07/06/2007 12:30 pm ET Updated Nov 17, 2011

Politics Aside? In the Copa American Soccer Tournament?

If American soccer hasn't progressed to the point at which American citizens take personal offense to their team's poor play (no soccer-related suicides or murders here -- yet), then perhaps all of us who hope and pray to bring the World Cup home to the U.S.A. by, say, 2050, can see progress in the fact that our side's poor play, while not offensive to Americans, certainly has rubbed a number of South Americans the wrong way.

The United States is officially hated by Hugo Chávez's Venezuela (opinions of individual Venezuelans notwithstanding), but if the U.S. had hoped for some sort of "soccer diplomacy" between the two glaring countries while Team U.S.A. competed in the Copa America tournament there this month, any opportunities for on-field negotiations were remarkably short-lived and most certainly fruitless. And a three minute anti-Chávez chant, at one point featuring a cry of "This government is going to fall!" during the U.S.-Argentina game in the anti-chavista city of Maracaibo, probably didn't endear Chávez to the presence of the Americans in his continent, in his tournament, in his newly renovated (at public cost) stadium.

Politics aside, though, after three games and three losses, the United States finished -- when an embarrassing goal differential of -6 is considered -- in the tournament's unofficial last place. Not since the '98 World Cup in France, in which the U.S. also finished in (again, unofficial) last place, have the Americans fared so poorly in an international competition.

But the embarrassing performance isn't the problem. It is, rather, the widespread pre-tournament expectation of an embarrassing performance for the Americans, who deliberately stacked their Copa team with unseasoned rubes, thirteen of whom (out of twenty-two) had played in less than five international-level games prior to the tournament and seventeen of whom were born well into the Reagan era, many even in his second term.

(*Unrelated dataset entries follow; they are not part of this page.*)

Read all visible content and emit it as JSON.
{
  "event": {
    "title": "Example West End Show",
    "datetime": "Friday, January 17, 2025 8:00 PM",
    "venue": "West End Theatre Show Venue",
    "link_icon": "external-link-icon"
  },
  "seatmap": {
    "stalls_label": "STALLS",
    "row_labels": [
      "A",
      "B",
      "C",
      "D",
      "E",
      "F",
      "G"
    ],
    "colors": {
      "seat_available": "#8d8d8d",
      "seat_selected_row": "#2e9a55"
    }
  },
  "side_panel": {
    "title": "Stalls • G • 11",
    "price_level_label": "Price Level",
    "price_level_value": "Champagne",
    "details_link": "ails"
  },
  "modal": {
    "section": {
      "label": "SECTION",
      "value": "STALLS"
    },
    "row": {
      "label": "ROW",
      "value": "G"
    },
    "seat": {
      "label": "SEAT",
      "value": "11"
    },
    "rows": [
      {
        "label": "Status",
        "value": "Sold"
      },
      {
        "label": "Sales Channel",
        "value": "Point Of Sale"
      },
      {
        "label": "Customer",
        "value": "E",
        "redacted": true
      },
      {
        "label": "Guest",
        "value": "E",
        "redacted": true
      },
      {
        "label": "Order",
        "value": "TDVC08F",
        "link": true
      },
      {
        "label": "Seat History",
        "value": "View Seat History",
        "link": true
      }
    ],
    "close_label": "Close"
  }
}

If major soccer tournaments are like "seasons" -- at least in a college football or basketball sense -- then the current American debacle in Venezuela is your classic "rebuilding" year for U.S. Soccer after a successful championship run (with a suitably veteran squad) at the Gold Cup last month. Unfortunately -- for diplomatic goodwill, at least -- South American soccer culture doesn't allow for rebuilding years. Latin soccer runs strictly according to the Rumsfeld Maxim: you take the field with the team you've got (and not the team you plan to have in three years). So U.S. Coach Bob Bradley's decision to sacrifice success for much-needed experience well in advance of the 2010 World Cup in South Africa isn't going over so well with his South American colleagues in Venezuela.

"We like for the continent's most important competition to be respected with the best players," said South American Soccer Confederation (CONMEBOL) general secretary Eduardo de Luca on Wednesday, leveling the ultimate charge of disrespect at the U.S. Soccer Federation. The Americans "opted to send a team with some players who aren't their regulars," de Luca told the Associated Press. "That doesn't please us."

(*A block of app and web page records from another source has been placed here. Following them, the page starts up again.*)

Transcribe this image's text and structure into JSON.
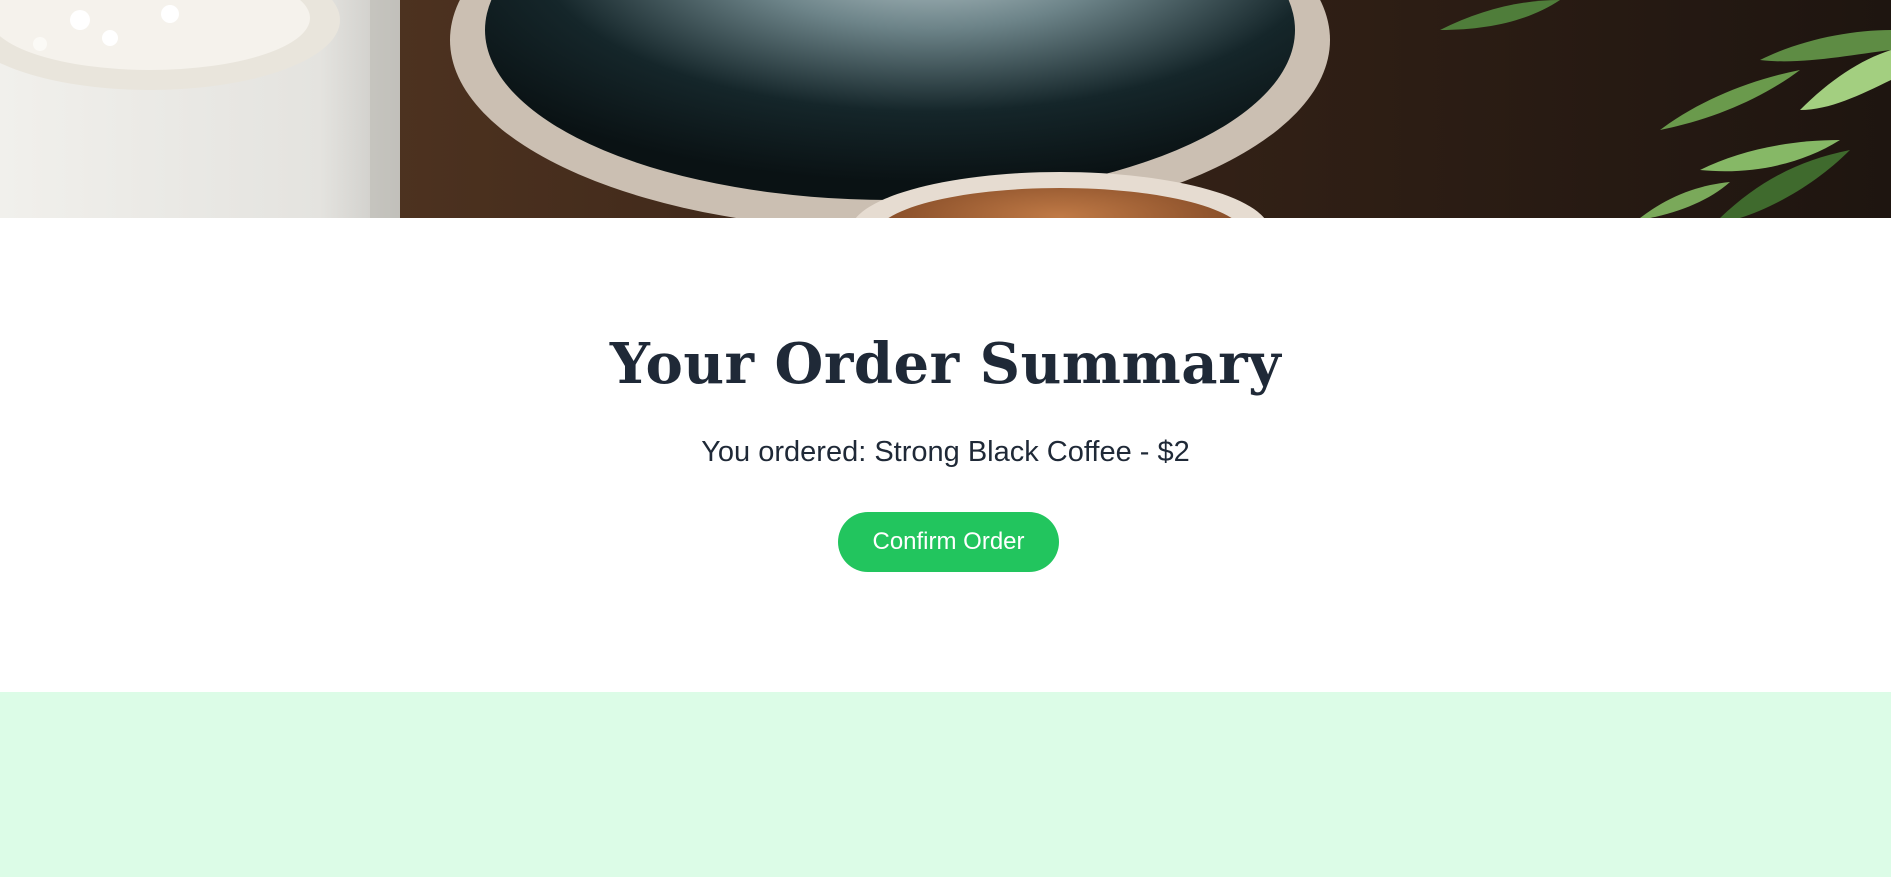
{
  "hero": {
    "image": "coffee-cups-photo",
    "colors": {
      "table": "#3a2a1f",
      "cup_rim": "#d9cfc4",
      "coffee_dark": "#0d1618",
      "crema": "#a0623a",
      "plant": "#4f7d3a"
    }
  },
  "summary": {
    "title": "Your Order Summary",
    "order_line": "You ordered: Strong Black Coffee - $2",
    "confirm_label": "Confirm Order"
  },
  "colors": {
    "heading": "#1f2937",
    "button": "#22c55e",
    "button_text": "#ffffff",
    "footer_band": "#dcfce7",
    "background": "#ffffff"
  }
}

Now, "that doesn't please us" sounds much more wooden and severe in translated English than it does in either Spanish or Portuguese, but it still gets across the message that a soccer-crazy continent -- perhaps 371 million South Americans -- feels that the United States has, once again, offended it, perhaps doubly so, as the U.S. is, along with Mexico, present only as an invited guest of CONMEBOL.

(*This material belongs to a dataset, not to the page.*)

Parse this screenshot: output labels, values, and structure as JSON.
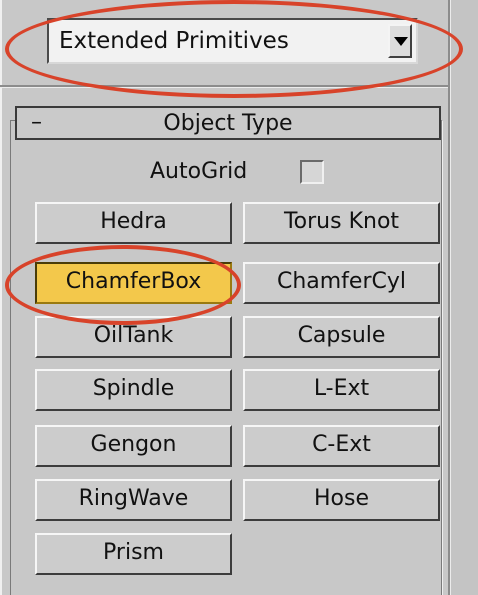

In particular, Argentine coach Alfio Basile spat some harsh vitriol the U.S.'s direction after his team 00 reportedly using his star-laden side at this year's Copa as a chance at redemption after a disappointing quarterfinal exit in last year's World Cup in Germany--drubbed the Americans 4-1 on June 28. Instead of taking the opportunity to publicly praise himself and his players, as coaches generally do in a post-game euphoria, Basile went the other direction. Dismissing the American competition his team had just faced, he said, "It was only one match, and we only beat the United States," adding, "This was not a litmus test of how good we are, or what we need to improve on." It's truly humbling when, in 2007, anything American is disdainfully referred to as "only the United States."

Granted, U.S. Soccer participation in the Copa America doesn't -- and shouldn't -- garner considerable attention in the upper echelons of government. But since world sports are all about pageantry and show, about reputation and goodwill, flags and national anthems, and since President Bush installed Karen Hughes in the State Department as the undersecretary in charge of our popular reputation around the globe, couldn't Foggy Bottom's soccer-mom expert have been more on top of the perception of Americans at the soccer tournament?